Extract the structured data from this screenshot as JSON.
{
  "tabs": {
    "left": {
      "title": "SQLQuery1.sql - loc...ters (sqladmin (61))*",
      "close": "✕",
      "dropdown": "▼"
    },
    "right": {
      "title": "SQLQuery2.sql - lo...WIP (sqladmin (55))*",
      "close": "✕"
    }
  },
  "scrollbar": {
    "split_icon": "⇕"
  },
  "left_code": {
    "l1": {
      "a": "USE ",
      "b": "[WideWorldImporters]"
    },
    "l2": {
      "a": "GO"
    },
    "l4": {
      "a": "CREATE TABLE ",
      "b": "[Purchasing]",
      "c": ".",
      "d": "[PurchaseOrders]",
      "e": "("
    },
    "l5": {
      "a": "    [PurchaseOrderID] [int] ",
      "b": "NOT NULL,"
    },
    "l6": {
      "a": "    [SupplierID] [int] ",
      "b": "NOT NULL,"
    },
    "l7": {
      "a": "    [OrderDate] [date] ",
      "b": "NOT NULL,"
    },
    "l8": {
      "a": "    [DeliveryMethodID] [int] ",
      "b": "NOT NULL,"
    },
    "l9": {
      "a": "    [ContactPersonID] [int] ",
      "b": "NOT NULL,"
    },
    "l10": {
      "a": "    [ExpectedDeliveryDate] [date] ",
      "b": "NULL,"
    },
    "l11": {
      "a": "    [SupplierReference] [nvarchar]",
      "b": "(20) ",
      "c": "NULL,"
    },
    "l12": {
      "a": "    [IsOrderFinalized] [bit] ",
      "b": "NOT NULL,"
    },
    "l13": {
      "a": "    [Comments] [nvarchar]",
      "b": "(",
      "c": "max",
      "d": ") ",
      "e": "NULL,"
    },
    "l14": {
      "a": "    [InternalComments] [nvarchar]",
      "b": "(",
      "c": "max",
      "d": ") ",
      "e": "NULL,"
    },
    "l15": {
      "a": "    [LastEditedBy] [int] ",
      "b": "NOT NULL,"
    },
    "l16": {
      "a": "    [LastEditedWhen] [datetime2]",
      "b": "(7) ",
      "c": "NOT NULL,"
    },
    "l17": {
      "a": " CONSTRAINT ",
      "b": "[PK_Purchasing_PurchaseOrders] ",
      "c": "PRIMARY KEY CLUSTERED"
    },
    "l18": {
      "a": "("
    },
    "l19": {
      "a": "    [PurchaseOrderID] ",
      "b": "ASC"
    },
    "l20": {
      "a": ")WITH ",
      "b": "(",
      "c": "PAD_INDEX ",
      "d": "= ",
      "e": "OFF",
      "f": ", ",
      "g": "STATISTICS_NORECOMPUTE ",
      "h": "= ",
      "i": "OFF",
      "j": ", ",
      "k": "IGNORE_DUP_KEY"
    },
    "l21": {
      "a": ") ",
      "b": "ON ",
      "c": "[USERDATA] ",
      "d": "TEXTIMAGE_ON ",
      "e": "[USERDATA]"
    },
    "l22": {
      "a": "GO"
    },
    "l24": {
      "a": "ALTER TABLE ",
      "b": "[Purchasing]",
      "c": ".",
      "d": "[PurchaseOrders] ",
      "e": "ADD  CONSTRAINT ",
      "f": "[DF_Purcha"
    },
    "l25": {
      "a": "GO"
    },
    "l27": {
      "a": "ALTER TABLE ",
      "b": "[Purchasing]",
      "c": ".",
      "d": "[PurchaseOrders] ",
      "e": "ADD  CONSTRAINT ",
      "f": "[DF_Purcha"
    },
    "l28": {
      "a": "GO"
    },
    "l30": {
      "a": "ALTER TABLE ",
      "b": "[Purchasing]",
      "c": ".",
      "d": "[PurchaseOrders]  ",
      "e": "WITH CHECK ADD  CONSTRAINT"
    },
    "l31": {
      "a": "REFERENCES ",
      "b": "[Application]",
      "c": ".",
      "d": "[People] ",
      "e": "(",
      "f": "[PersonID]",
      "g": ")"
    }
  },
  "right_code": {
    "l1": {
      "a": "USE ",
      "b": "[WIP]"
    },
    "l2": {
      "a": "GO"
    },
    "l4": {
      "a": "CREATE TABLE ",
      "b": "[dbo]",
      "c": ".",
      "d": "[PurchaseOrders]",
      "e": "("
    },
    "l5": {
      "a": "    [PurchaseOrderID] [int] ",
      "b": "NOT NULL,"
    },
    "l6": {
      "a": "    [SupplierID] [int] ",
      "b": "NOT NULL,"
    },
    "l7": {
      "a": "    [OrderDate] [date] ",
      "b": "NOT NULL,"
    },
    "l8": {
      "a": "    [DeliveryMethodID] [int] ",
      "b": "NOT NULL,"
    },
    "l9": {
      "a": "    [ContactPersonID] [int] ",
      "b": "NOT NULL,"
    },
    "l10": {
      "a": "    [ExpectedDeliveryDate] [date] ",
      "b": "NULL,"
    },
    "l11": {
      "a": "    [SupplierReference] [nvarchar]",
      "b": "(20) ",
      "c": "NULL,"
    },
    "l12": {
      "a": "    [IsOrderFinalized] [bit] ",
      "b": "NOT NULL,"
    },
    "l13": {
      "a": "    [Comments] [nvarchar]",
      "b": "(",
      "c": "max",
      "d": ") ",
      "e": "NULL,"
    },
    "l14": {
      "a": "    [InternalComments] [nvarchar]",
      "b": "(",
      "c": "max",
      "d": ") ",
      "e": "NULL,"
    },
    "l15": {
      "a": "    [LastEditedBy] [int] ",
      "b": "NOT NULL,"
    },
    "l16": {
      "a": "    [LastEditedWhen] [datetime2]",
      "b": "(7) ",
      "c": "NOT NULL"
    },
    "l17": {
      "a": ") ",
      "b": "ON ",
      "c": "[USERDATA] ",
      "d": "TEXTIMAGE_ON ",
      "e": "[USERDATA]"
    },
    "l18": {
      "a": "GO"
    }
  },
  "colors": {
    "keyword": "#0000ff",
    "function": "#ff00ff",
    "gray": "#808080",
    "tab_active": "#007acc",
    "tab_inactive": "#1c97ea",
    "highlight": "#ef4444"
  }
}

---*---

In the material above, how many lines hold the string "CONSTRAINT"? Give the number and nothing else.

4